Makueni poultry farmers to get credit, feeds in a deal with KCB

 Adelina Mwau.
Makueni Deputy Governor Adelina Mwau. FILE PHOTO | NMG 

Over 1,000 poultry farmers in Kibwezi, Makueni County, are set to benefit from credit facilities, vaccinated insured chicks, chicken feeds and vaccines following the launch of a Sh300 million poultry farmer’s empowerment project by Kenya Commercial Bank (KCB).

The project will be offered under the KCB’s MobiGrow, a mobile-based platform which provides financial and non-financial services to smallholder farmers in Kenya and Rwanda.

The project, dubbed ‘From Chick to Market,’ will see poultry farmers access an array of tailor-made MobiGrow services.

Upon the maturities of chicken, the birds will be bought at a pre-contracted prices by KCB’s market partners, which will guarantee farmers ready markets.
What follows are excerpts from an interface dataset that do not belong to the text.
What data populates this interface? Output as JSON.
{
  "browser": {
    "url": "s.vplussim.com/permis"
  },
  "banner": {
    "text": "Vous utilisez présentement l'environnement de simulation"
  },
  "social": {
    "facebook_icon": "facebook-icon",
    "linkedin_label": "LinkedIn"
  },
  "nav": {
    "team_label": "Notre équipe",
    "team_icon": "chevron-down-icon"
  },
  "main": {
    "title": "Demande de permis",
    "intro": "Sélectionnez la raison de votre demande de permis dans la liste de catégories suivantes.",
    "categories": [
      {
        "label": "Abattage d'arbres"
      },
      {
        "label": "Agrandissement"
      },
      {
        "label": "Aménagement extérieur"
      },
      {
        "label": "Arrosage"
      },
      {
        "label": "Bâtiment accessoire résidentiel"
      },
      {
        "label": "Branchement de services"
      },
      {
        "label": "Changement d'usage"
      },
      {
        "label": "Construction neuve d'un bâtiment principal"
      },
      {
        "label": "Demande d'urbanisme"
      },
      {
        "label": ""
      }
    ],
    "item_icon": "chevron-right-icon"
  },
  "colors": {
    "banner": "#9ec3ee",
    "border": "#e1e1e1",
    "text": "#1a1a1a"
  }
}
Proceeds from the sales will then be remitted to farmers through their KCB MobiGrow accounts, to ensure the recovery of loan amounts.

Speaking during the launch of the project, KCB Bank head of MobiGrow Dickson Naftali said the bank is committed to growing agribusiness in the country.


‘We continue to accelerate access to financial services which is in line with our agenda to simplify the lives of our customers to enable their progress,” he said. So far, KCB Group has committed Sh50 billion for the next five years that will be extended to smallholder farmers. The project will see more start-up enterprises in the sector access credit facilities at concessionary rates.

On her side, Makueni Deputy County Governor Adelina Mwau praised KCB for empowering farmers by providing financial services and expertise to enable them to thrive in their agribusinesses. “Agriculture in Kenya is a critical sector which is why the government has recognised it as a key pillar for the growth of the economy. It is therefore very encouraging that organisations such as KCB are cognisant of this, and are investing in the sector,” said the Deputy Governor.

KCB Group has committed Sh50 billion for the next five years to be extended to smallholder farmers.